Friday, November 29, 2013

Odds and Ends

Happy Holidays! So much work to do. ANOTHER IMAX film opportunity next week. I love emails out of the blue. Where to start... How about at the end? Remember this thing?

It's the early 19th-century equivalent of a clip-on tie. I added a strap and stock buckle from my collection, and two folded strips sewn at one end. Some of the original stocks I've looked at have bows or knots stitched to the front (even backwards tails proving they weren't tied so much as built from pieces.) I'm going to leave this one loose so I can change it as the mood strikes me. It feels like a neck corset, and I can actually see stars if I hold my head the right way.

Here is something cool for all you 18th century Northerners and Francophiles as the temperature drops:

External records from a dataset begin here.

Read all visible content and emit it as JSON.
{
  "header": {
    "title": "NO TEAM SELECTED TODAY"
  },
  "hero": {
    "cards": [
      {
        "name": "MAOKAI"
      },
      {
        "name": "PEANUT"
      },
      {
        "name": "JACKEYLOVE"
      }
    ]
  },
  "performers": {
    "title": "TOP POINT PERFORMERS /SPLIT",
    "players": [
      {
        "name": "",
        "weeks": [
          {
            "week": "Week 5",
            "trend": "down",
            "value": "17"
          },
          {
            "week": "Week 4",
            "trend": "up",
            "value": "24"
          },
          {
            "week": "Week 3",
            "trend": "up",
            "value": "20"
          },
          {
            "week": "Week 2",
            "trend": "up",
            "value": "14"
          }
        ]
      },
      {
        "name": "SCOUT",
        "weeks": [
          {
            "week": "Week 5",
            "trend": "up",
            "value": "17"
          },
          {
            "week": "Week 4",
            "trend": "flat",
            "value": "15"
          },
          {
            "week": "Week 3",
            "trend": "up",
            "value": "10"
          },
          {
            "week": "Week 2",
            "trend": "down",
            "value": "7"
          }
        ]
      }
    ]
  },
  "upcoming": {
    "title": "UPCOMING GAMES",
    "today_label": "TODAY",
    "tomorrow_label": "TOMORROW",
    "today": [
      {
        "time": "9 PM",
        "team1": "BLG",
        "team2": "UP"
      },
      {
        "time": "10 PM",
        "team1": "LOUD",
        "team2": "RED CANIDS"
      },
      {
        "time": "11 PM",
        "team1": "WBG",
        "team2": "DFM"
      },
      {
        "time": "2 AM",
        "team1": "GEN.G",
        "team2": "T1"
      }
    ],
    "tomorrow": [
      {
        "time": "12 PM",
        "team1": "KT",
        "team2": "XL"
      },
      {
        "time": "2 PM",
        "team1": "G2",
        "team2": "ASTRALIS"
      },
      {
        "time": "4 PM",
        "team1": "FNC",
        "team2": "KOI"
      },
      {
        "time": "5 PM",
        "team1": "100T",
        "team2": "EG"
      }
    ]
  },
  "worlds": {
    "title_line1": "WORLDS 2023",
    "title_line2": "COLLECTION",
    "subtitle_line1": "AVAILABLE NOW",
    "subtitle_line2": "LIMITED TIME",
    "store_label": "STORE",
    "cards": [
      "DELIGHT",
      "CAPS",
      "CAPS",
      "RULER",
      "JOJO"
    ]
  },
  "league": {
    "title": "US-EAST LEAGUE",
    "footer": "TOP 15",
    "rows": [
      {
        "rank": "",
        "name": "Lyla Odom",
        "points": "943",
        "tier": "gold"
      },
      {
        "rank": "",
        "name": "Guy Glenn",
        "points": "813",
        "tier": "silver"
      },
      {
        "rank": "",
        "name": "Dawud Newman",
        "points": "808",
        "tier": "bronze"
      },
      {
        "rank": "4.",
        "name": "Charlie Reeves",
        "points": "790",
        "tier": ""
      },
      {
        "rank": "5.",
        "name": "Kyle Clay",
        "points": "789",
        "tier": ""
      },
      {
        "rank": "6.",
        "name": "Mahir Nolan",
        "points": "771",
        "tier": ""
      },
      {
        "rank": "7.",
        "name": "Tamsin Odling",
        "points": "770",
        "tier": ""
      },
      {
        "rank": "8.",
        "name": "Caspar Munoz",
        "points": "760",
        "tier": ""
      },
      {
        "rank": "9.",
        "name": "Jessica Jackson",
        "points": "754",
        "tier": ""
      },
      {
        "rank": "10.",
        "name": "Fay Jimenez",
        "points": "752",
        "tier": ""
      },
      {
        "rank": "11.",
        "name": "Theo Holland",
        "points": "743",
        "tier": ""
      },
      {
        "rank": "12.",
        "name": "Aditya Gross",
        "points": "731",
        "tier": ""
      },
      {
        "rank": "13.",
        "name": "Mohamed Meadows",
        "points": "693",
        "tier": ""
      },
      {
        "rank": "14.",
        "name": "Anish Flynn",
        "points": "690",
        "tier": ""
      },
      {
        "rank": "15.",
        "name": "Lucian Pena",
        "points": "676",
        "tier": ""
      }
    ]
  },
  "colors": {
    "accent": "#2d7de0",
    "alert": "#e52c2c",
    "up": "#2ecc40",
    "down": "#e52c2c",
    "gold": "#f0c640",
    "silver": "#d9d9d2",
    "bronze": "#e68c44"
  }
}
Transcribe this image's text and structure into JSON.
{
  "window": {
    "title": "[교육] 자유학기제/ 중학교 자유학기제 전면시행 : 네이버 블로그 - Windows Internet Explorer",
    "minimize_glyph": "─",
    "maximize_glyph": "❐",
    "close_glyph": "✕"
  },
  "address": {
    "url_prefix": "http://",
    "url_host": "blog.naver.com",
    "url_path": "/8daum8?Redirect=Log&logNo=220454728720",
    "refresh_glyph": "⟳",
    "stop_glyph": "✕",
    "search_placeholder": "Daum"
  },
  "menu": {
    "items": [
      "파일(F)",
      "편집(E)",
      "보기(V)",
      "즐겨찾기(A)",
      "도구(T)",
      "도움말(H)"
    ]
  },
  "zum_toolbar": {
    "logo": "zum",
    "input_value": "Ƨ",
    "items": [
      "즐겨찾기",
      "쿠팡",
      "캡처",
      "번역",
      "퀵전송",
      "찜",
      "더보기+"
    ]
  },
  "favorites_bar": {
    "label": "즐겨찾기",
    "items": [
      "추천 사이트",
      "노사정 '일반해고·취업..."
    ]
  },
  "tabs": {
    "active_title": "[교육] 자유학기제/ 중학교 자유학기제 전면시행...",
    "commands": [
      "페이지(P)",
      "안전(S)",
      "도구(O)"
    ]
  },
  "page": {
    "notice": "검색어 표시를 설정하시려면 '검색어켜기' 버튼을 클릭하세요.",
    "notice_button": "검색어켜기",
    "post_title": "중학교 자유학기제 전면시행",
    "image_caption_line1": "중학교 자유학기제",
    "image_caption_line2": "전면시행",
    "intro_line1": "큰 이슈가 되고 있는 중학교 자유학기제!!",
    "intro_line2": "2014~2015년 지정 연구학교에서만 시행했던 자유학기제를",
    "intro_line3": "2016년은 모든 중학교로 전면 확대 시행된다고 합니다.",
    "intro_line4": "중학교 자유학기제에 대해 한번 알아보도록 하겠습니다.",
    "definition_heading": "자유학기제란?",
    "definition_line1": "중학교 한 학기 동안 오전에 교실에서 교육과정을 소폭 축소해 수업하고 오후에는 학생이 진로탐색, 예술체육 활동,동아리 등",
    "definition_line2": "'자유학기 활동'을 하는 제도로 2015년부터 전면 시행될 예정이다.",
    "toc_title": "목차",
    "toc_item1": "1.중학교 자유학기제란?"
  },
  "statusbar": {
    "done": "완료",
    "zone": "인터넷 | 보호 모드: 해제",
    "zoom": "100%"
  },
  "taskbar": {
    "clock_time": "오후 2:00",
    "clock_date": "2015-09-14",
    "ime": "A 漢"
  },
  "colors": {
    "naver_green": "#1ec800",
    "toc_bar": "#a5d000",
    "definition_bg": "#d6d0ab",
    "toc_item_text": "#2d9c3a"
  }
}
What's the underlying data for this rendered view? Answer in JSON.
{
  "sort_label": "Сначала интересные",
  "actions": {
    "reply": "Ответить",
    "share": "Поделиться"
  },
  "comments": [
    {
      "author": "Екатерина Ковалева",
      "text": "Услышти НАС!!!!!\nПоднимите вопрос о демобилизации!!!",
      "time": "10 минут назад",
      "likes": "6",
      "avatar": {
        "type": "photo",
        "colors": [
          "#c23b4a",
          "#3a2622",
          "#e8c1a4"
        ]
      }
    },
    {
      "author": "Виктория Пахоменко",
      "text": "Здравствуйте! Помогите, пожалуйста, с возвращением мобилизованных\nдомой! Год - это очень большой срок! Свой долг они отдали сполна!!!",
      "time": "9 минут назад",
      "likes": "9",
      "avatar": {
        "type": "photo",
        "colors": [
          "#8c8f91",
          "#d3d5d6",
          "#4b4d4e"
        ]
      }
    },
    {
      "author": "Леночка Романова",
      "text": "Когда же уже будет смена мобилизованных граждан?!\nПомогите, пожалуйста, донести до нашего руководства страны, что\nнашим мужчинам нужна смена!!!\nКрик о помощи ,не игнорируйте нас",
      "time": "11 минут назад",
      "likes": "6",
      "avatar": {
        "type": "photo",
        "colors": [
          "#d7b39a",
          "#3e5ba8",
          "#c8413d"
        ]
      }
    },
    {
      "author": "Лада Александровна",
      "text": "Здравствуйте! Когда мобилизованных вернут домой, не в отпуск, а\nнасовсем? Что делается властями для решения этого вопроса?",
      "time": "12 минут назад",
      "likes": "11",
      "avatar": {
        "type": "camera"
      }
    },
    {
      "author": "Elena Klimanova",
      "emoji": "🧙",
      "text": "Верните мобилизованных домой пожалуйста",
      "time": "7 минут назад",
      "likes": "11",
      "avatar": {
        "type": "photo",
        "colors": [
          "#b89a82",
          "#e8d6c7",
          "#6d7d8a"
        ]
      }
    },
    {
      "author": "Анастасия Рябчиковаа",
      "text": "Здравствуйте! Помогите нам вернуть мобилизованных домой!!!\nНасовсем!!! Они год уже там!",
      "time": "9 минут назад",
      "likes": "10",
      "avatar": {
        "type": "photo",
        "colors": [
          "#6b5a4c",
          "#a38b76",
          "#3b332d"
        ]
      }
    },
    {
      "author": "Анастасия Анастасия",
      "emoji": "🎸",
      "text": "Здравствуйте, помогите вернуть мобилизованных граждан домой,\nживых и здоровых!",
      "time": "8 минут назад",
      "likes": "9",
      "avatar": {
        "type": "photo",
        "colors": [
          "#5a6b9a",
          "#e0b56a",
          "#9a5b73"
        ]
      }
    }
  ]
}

Comfy and practical, straight from Mr. Diderot. He says these Chausson were knitted from wool or linen thread by Canadians, or made from cloth. The pattern looks like this:

I was turned on to these by a friend who has a fantastic site on 18th-century Native culture here. Check it out if you have any interest in the frontier and honoring the history of the people who were here before us. Next time, construction details of a simple 18th century great coat, perhaps the first time I have worked on winter clothes during winter. Meanwhile, tying a barrel knot is much easier if you aren't wearing it:

Monday, November 4, 2013

Drunk(er) Tailoring

Well THAT was fun.

I destroyed my first pair of gaiter-trousers and my favorite shoes, but it was worth it. Not allowed to talk about it. Let's just say I understand why Peter Jackson likes Red cameras so much. Considering I only do living history a few weekends out of the year, I've finally reached a solid year of campaigning and it is time for some new clothes. Even my patches have patches.

Making overalls is a PITA. Trying to keep the seams straight on the legs is tiresome. It turns out I may have been doing it wrong all these years. Take a look at these nicely preserved trousers at the MET. The dating may or may not be right. The outseam is nice a straight, probably follows the selvage. The inseam is where all the fitting takes place. It looks like it meanders quite a bit. Clever.

Perhaps I have been too careful, despite my drunken intentions. Which brings me to terrifying thought: how bad did the British Army look in the 18th century?

Corporal Jones of the 13th Foot was drawn by William Baillie in 1753. His uniform is remarkably rumpled for being on a recruiting party. I'm beginning to think even my level of skill is too good for the King. We know that every soldier was generally entitled to a new coat every year, so making them must have gotten as close to mass production as possible.

Pieces were cut in several sizes economically and quickly, and handed off to poor women to assemble. Not tailors. Here is an interesting bit from the Old Bailey. I'm guessing Melckisideck didn't eat that day. So the faster you make coats the more money you get. Can I bring myself to use four stitches per inch?

This should inspire anyone to take up making 18th century military clothes. If it doesn't get laundered regularly don't waste time with fine stitching. The few surviving originals seem to bear this out: Redcoats looked good at a distance.